Watering geraniums in my garden one September afternoon, tiger mosquitoes delving deep into exposed flesh, I look up to notice my two sons, through windows, sitting at their desks, doing homework. The younger is writing out his weekly spelling words, in the dining room, on a school desk with iron legs I’d found in the cellar upon moving in. The older one is on the second floor, in his room, working at a rock maple desk from the ‘50s. I had taken care to face both desks outwards, overlooking the garden, with its hanging geraniums, potted thyme, and pigeons, like feathered Rockettes, lined up on the rooftop of the apartment building behind our small yard.
Bent over their desks in concentration, eager to finish up and earn time on the Kindle Fire, I turn the nozzle to jet and aim. First the little one, straight on. Startled, he opens his mouth in outrage as water hits glass, and taps his pencil forcefully to meet my stream. Then I angle it upward and get the big one, then down again, then up. All three of us connect through this action, the surprise attack of mommy, the giggles of the younger, the smirk of the older. The water, an extension of my outstretched arm, hits the pane and splashes back at me. The boys, compartmentalized into two rooms separated by floorboards, and me outside, my sundress soaked and getting eating alive, we make three points of a triangle, held at a safe distance by glass, bricks and parquet.
It is a small, end-of-summer moment, but one in which I realize my connections and their limitations. The water cascades luxuriantly across the window. My six-year-old delights in his drowning, just as he does on trips to the drive-through car wash. I angle the hose upwards once more. At this moment, the nine-year-old—safe, cozy and dry—taunts me and I respond by opening the faucet full force to scare that tongue back in his mouth.

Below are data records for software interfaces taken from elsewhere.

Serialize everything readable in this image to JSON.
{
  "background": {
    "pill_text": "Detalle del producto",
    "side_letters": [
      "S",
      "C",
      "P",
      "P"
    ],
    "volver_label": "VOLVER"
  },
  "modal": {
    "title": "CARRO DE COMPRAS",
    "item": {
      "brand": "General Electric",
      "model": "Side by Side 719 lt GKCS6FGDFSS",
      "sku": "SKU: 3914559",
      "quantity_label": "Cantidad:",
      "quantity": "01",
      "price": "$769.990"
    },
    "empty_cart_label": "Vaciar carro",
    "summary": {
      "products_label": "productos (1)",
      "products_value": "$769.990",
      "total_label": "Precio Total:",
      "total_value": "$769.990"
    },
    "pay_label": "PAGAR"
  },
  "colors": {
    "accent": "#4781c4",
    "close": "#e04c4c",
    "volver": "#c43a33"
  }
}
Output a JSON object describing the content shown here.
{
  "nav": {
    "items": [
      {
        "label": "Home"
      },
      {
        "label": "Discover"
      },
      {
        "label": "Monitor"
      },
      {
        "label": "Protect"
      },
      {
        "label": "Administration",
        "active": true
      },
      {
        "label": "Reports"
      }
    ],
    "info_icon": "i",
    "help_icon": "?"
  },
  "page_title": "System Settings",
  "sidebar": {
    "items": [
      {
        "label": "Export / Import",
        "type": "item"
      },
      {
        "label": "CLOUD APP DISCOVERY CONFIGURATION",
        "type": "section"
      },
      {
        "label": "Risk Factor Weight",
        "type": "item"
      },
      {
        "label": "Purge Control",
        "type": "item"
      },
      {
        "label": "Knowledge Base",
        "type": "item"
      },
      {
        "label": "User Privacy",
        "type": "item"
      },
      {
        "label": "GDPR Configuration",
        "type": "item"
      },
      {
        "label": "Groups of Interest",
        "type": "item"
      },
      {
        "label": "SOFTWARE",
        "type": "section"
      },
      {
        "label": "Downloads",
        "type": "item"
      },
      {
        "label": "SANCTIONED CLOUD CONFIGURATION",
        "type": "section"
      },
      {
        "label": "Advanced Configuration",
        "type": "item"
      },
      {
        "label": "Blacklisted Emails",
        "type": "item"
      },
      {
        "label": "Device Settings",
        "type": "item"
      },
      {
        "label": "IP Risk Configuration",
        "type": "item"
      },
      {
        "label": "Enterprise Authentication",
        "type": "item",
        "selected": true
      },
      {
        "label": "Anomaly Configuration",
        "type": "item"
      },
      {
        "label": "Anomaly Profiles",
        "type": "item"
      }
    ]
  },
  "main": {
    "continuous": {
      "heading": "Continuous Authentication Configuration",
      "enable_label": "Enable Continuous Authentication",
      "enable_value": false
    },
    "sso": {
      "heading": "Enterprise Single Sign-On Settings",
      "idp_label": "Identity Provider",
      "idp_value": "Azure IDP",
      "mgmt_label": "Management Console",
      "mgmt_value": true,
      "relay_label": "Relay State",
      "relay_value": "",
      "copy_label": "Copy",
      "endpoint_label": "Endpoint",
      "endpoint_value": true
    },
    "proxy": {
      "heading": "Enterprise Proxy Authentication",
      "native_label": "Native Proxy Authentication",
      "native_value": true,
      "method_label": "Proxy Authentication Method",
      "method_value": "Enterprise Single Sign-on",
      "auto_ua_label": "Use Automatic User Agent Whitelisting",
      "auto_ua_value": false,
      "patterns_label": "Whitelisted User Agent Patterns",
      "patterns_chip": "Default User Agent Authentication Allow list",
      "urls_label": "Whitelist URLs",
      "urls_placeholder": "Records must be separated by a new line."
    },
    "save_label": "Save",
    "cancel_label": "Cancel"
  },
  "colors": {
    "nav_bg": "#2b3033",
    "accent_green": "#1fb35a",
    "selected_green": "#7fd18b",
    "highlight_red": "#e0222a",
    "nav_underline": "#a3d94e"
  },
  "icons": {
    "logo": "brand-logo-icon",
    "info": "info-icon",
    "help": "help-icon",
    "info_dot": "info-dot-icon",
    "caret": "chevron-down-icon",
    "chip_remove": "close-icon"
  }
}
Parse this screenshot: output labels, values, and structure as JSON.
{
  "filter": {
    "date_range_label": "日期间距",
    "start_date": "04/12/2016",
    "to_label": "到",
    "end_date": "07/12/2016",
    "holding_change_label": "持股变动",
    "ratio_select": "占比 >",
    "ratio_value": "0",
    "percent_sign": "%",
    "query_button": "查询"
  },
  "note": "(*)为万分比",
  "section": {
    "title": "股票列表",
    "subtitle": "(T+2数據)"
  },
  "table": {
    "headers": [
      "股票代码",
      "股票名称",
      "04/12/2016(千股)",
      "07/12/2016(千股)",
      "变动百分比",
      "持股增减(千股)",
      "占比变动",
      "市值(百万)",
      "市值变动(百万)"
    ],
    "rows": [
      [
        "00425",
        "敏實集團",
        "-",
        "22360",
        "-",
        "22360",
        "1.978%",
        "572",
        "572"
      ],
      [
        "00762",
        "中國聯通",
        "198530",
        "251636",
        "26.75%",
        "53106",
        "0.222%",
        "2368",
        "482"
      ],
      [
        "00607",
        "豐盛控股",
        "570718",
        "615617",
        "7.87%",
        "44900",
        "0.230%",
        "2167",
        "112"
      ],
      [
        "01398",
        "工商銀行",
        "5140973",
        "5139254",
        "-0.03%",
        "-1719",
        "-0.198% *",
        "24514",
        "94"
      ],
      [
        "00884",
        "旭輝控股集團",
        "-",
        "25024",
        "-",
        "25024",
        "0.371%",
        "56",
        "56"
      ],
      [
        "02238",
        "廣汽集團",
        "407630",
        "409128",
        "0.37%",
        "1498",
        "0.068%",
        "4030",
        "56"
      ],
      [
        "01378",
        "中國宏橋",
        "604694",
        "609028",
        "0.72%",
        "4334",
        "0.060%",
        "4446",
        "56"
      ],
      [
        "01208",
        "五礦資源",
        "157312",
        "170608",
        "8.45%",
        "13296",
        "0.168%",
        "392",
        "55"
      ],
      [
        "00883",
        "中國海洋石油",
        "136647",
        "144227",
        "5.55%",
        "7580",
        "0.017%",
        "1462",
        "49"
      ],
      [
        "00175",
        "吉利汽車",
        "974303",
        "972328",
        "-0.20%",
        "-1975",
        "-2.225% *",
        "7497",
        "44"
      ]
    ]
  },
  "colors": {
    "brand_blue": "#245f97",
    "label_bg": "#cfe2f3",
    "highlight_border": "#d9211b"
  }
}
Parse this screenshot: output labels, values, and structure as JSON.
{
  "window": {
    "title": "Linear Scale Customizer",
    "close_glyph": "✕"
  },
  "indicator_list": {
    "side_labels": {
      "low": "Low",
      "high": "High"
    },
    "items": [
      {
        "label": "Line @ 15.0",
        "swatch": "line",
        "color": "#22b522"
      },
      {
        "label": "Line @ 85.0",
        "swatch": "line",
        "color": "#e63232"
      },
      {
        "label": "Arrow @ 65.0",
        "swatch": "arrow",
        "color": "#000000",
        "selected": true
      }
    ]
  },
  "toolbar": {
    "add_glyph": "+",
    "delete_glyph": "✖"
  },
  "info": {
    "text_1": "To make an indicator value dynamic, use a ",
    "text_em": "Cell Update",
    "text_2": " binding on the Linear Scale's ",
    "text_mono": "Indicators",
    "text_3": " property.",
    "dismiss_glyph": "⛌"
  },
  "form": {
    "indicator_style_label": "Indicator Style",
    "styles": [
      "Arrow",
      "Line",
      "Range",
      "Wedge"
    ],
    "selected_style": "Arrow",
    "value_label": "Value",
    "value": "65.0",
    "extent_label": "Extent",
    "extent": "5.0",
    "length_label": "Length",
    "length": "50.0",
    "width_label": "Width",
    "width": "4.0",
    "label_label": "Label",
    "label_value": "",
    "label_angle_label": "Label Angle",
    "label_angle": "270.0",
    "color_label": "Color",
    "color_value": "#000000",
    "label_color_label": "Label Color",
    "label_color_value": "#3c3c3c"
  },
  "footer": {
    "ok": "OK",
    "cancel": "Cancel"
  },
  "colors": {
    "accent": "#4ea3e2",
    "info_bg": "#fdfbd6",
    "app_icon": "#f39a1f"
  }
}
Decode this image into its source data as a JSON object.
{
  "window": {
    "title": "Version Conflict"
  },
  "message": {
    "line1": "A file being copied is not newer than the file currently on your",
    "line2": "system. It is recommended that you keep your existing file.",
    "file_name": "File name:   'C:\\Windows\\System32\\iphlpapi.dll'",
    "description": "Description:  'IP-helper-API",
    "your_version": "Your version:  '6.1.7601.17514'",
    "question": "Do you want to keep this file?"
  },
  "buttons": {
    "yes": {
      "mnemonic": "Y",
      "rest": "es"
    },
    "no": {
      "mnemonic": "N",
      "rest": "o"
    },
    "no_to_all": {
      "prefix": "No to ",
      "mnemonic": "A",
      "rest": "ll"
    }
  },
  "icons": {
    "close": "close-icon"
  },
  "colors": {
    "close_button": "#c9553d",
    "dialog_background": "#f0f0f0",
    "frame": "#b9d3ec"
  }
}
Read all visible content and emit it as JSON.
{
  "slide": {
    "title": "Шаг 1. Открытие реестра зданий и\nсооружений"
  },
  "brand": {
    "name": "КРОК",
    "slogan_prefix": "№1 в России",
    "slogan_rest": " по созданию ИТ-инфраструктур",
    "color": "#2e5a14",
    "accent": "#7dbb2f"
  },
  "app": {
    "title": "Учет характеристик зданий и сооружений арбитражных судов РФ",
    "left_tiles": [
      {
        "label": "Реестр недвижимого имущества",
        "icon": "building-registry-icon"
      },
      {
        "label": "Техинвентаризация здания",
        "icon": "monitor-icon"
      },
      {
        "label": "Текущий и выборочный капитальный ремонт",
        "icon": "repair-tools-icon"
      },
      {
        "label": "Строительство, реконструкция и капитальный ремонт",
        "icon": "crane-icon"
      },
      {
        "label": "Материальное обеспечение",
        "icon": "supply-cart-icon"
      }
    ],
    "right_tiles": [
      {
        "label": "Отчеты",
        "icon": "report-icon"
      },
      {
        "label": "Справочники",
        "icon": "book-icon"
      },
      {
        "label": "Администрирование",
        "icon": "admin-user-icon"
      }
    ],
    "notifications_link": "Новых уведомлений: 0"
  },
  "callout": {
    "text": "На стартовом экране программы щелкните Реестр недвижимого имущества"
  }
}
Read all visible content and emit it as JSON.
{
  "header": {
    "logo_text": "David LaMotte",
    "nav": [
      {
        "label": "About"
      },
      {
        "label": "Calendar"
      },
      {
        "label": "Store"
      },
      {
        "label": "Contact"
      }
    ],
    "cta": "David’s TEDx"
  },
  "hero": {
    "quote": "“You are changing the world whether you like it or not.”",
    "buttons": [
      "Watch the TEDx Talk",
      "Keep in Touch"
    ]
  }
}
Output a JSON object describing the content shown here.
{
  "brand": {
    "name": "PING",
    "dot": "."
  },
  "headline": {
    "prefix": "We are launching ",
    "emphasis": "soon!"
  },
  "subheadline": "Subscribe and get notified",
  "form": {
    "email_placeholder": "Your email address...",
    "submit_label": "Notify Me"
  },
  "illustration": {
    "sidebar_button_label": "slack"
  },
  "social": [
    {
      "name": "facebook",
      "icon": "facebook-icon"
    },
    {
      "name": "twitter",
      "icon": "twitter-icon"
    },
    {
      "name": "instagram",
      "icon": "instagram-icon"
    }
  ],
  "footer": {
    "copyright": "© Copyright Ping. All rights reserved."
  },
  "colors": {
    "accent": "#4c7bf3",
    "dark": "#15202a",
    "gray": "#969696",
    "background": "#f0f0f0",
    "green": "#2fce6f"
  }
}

I recognize the expression overtaking his face; I’ve seen it in the bathroom mirror. It’s the joy of bathing in Mom’s expansive love and the reassurance of a barrier to deflect some of the full-on female force of motherhood.